=== Task to complete ===
Search the data for the string "theme" and extract every line where it appears.

##############################

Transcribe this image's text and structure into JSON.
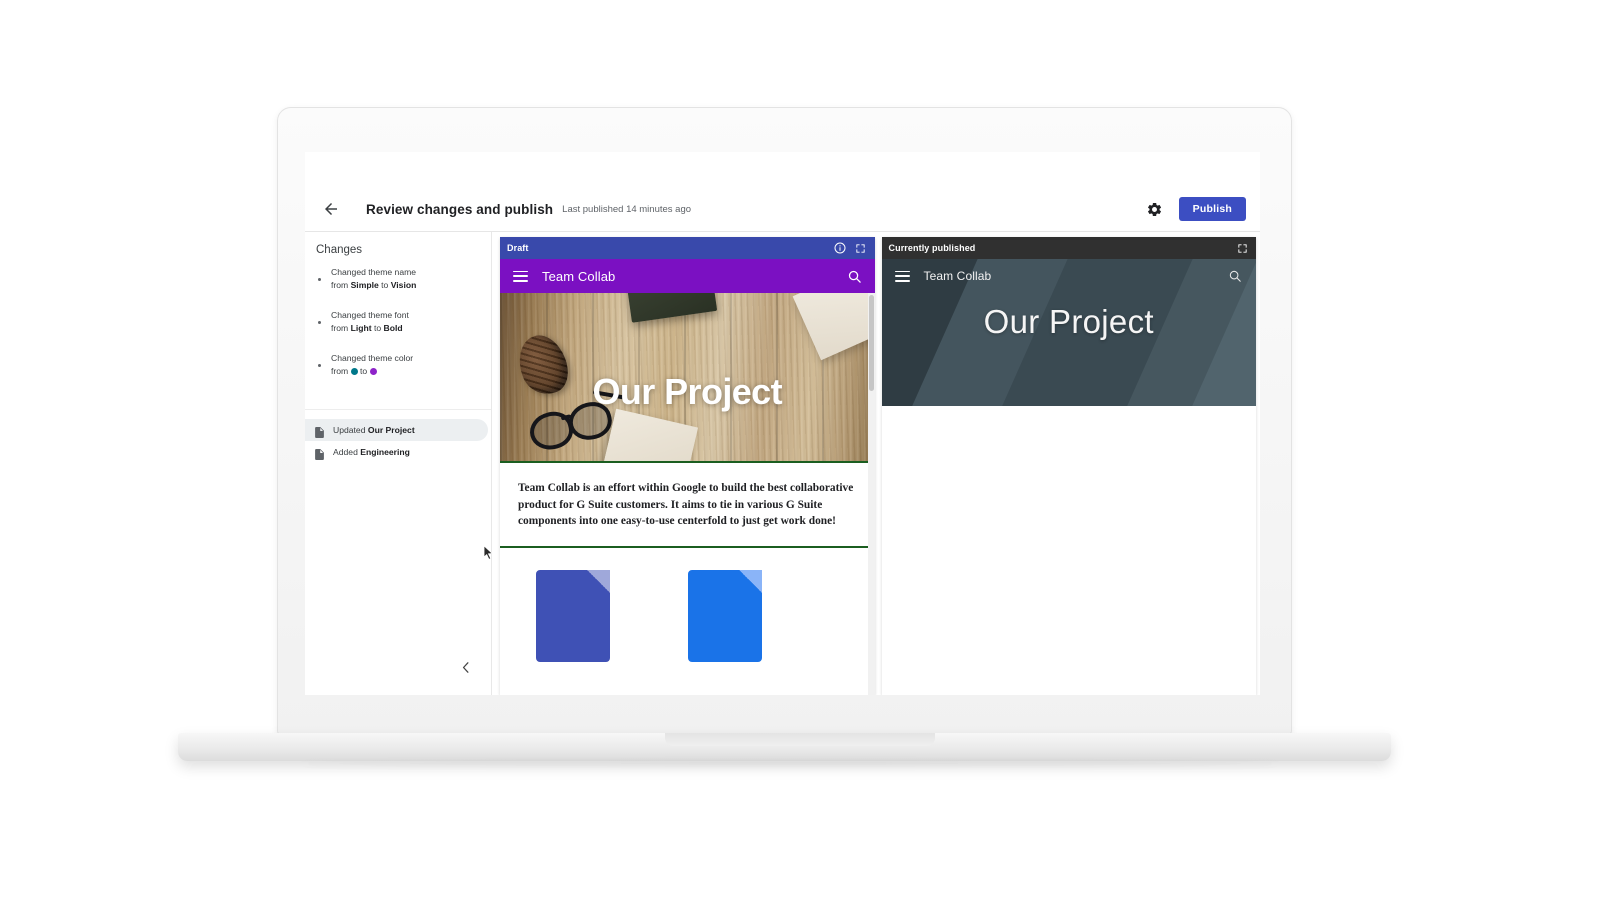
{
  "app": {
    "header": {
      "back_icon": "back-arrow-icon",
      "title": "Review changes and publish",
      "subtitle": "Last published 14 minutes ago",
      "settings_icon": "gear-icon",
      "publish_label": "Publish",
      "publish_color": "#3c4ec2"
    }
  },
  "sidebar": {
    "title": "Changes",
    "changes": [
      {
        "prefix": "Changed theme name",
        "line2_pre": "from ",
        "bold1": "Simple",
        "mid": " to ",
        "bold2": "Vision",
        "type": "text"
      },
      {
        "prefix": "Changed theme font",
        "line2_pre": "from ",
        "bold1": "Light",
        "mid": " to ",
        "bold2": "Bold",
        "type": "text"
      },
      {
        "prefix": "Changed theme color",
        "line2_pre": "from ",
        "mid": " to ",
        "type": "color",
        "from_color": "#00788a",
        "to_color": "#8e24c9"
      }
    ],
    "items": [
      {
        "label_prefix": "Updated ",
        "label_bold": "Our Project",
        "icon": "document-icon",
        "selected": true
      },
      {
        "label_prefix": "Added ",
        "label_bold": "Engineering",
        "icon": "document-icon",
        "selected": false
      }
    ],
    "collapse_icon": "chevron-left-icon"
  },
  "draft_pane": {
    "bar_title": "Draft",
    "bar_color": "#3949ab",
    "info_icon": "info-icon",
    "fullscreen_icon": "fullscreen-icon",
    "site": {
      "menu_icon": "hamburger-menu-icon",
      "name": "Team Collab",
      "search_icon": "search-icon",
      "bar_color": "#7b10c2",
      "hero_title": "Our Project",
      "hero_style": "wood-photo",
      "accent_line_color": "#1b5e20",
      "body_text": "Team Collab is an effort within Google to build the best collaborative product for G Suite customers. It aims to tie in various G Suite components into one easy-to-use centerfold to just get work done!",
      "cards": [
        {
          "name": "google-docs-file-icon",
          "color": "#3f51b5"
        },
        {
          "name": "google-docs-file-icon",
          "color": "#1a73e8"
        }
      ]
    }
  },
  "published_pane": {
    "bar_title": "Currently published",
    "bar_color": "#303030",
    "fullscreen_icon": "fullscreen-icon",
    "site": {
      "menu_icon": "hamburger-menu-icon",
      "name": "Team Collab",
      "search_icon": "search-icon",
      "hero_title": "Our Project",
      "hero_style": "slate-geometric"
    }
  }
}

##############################

=== Written response ===
        "prefix": "Changed theme name",
        "prefix": "Changed theme font",
        "prefix": "Changed theme color",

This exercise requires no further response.